**TASK DESCRIPTION:**
Every entry below should be copied exactly, minus the pictures.

★ ★ ★ ★ ★ ★ ★

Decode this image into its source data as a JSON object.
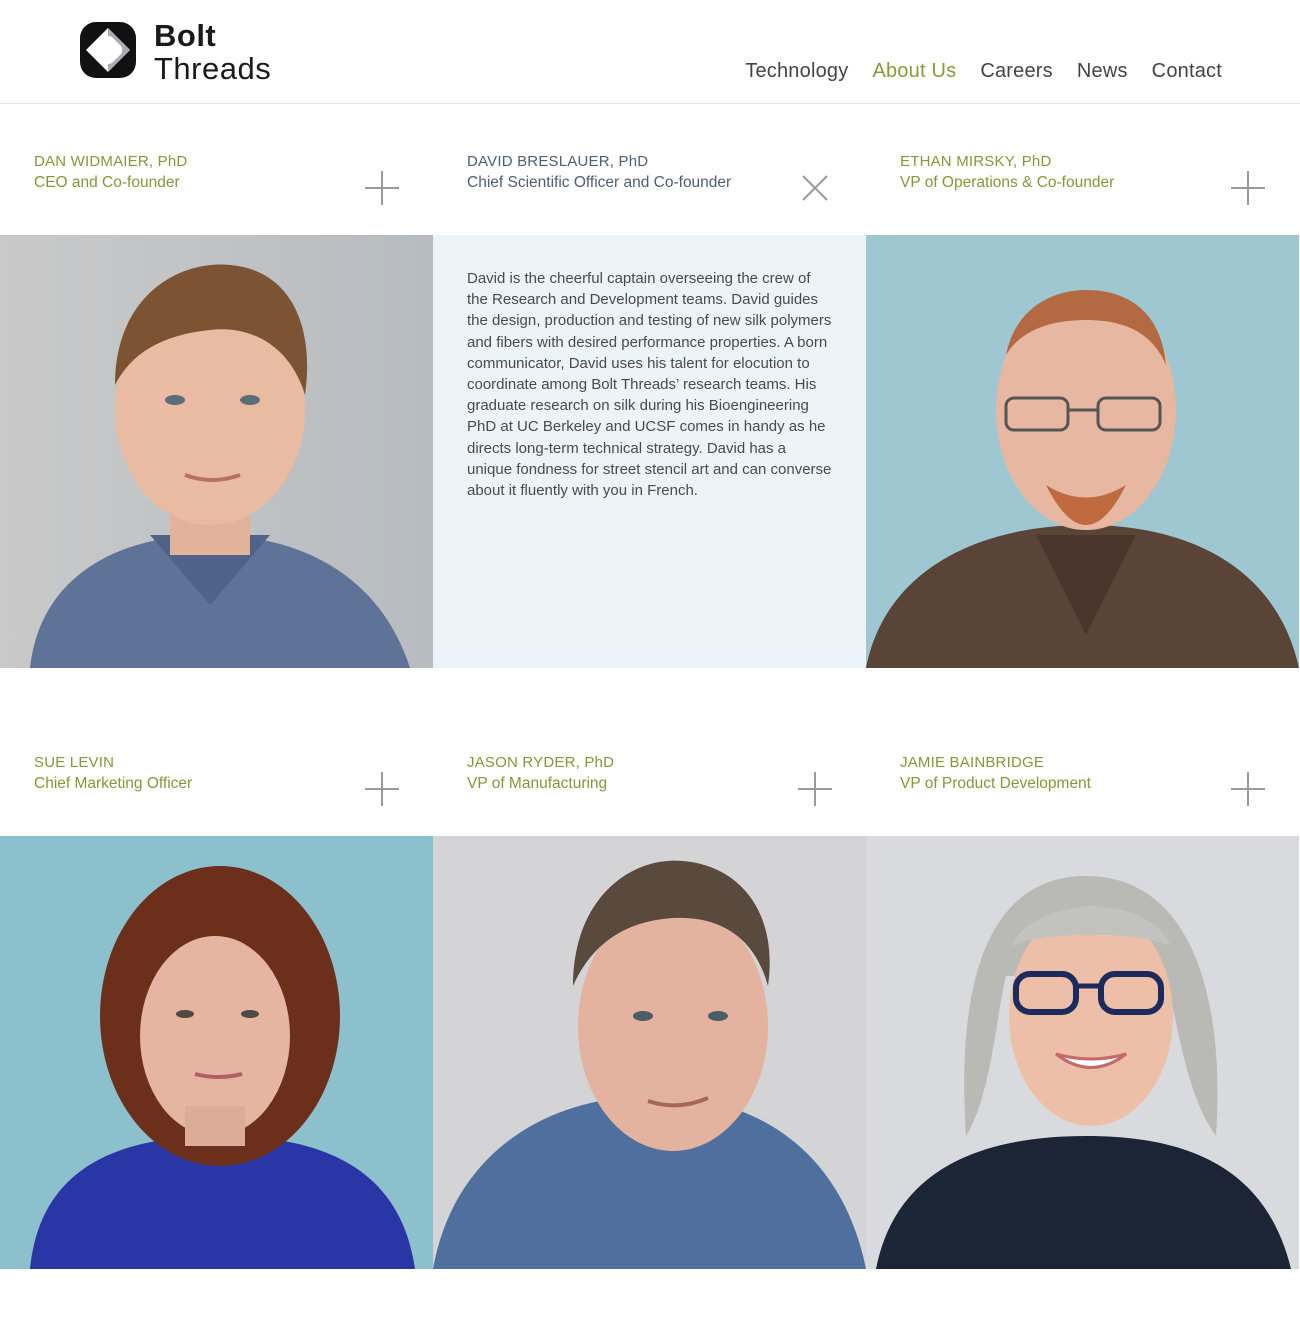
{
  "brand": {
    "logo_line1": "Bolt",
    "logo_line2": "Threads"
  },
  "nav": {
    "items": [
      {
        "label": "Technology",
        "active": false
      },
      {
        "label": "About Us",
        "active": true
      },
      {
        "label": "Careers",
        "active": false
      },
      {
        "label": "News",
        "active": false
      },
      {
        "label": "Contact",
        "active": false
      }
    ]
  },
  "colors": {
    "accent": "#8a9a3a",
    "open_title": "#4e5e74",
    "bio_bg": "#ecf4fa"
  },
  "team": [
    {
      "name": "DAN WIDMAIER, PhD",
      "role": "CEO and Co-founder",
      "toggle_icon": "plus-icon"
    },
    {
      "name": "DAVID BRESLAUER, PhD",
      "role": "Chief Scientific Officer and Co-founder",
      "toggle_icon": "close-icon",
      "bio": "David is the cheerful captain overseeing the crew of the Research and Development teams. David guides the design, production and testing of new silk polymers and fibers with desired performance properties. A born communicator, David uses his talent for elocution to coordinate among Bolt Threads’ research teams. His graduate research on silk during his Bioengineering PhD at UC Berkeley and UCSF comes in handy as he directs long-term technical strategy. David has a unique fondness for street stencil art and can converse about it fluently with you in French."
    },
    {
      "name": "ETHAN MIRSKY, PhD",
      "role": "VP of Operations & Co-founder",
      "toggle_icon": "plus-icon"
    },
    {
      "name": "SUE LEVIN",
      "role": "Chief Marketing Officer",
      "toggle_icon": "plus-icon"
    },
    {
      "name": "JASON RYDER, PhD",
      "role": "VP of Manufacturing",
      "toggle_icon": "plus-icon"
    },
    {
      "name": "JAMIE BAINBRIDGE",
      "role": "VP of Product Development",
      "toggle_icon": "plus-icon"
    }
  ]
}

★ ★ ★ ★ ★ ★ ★

**RESULT:**
Decode this image into its source data as a JSON object.
{
  "brand": {
    "logo_line1": "Bolt",
    "logo_line2": "Threads"
  },
  "nav": {
    "items": [
      {
        "label": "Technology",
        "active": false
      },
      {
        "label": "About Us",
        "active": true
      },
      {
        "label": "Careers",
        "active": false
      },
      {
        "label": "News",
        "active": false
      },
      {
        "label": "Contact",
        "active": false
      }
    ]
  },
  "colors": {
    "accent": "#8a9a3a",
    "open_title": "#4e5e74",
    "bio_bg": "#ecf4fa"
  },
  "team": [
    {
      "name": "DAN WIDMAIER, PhD",
      "role": "CEO and Co-founder",
      "toggle_icon": "plus-icon"
    },
    {
      "name": "DAVID BRESLAUER, PhD",
      "role": "Chief Scientific Officer and Co-founder",
      "toggle_icon": "close-icon",
      "bio": "David is the cheerful captain overseeing the crew of the Research and Development teams. David guides the design, production and testing of new silk polymers and fibers with desired performance properties. A born communicator, David uses his talent for elocution to coordinate among Bolt Threads’ research teams. His graduate research on silk during his Bioengineering PhD at UC Berkeley and UCSF comes in handy as he directs long-term technical strategy. David has a unique fondness for street stencil art and can converse about it fluently with you in French."
    },
    {
      "name": "ETHAN MIRSKY, PhD",
      "role": "VP of Operations & Co-founder",
      "toggle_icon": "plus-icon"
    },
    {
      "name": "SUE LEVIN",
      "role": "Chief Marketing Officer",
      "toggle_icon": "plus-icon"
    },
    {
      "name": "JASON RYDER, PhD",
      "role": "VP of Manufacturing",
      "toggle_icon": "plus-icon"
    },
    {
      "name": "JAMIE BAINBRIDGE",
      "role": "VP of Product Development",
      "toggle_icon": "plus-icon"
    }
  ]
}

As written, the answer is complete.